Contractor: MMC Diving Services
Duration: 2 weeks
Date posted: 11-11-2019
It is generally accepted that 10% of all aerial bombs and 30% of incendiary devices dropped during the WW2 failed to function as intended and a certain amount are possibly still buried in the local geology or present on the seabed.
There is an increasing rise in development in ports and harbours, with this a number of marine development and construction companies have been known to encounter unexploded ordnance (UXO's). Once discovered a dive team is then needed to uncover and eliminate or rule out all potential UXO's.
Because of this nearly all intrusive operations such as dredging or piling around major ports on the coast now take preventative measures in lowering the risk ALARP, they do this using side scan, 3d chip, magnetometer and sonar to identify any potential targets.
Our highly trained teams help to provide an avoidable solution to a potentially high risk unknown hazard that could be detrimental to people, equipment and structures.

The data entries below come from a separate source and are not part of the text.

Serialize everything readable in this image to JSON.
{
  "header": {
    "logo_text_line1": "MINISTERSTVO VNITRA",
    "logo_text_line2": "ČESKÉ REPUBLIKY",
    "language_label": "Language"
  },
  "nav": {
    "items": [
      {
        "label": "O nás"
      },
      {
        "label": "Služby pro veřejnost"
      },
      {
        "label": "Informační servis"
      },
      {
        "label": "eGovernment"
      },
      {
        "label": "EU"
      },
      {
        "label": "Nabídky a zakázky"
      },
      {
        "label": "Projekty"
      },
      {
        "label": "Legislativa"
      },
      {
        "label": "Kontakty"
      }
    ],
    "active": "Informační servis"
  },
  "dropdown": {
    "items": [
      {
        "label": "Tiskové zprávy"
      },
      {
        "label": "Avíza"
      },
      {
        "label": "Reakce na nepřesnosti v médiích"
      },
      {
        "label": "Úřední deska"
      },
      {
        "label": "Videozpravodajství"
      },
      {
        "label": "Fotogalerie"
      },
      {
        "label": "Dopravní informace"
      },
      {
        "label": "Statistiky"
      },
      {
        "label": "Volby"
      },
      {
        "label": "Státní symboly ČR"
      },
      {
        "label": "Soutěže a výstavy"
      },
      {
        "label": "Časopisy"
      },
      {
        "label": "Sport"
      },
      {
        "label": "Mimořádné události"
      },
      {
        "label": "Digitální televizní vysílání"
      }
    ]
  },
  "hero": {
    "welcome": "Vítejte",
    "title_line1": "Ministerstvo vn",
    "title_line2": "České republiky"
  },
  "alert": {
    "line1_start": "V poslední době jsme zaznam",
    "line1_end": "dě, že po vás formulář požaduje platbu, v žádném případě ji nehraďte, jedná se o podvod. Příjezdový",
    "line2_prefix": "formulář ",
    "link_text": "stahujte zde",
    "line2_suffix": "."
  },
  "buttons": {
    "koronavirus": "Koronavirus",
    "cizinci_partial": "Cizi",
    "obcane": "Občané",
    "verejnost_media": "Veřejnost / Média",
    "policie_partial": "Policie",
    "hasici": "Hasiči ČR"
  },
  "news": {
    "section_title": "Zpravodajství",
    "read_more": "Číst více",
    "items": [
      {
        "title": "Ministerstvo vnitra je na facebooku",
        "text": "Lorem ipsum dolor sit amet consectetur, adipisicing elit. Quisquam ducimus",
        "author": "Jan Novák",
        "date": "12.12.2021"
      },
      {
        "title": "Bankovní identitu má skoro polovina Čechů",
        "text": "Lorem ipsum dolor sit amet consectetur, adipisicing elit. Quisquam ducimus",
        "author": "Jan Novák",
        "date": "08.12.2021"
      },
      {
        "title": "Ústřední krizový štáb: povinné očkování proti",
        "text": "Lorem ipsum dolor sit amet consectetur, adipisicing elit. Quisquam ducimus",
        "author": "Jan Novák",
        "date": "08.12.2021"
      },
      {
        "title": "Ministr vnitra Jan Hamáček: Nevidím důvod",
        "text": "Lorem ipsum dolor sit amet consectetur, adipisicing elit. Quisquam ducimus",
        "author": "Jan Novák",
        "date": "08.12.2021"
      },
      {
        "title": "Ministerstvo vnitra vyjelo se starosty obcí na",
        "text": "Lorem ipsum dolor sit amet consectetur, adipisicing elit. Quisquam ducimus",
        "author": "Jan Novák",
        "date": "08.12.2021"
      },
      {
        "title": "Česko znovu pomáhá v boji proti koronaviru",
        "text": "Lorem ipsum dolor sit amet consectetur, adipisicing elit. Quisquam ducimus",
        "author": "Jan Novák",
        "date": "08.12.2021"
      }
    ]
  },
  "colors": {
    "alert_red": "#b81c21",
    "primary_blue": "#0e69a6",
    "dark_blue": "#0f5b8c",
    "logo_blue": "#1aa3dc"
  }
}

MMC Diving Services were selected to provide the teams and equipment to assist Fellows UXO specialist in UXO threat assessment, risk mitigation, target identification and removal and disposal of items found within the International ferry Port in Portsmouth Harbour.
Our operating procedures are applied by the most appropriately qualified people, they ensure safe and efficient operations in any underwater environment.
To quantify and mitigate any UXO risk wherever it may be present following a survey, as UXO our approach described within CIRIA C681 follows all UK HSE guidance and is based upon the ALARP (As Low As Reasonably Practicable) approach. This approach also recommends that proactive risk mitigation measures are employed whenever possible and reactive measures are only employed as a last option.
Should you have a requirement in the future, our highly qualified and experienced, ex- Royal Navy bomb disposal operators, and Level 8B1 qualified Maritime Ordnance Explosives Superintendents are able to mobilise at short notice to address the threat posed by ordnance in the marine environment.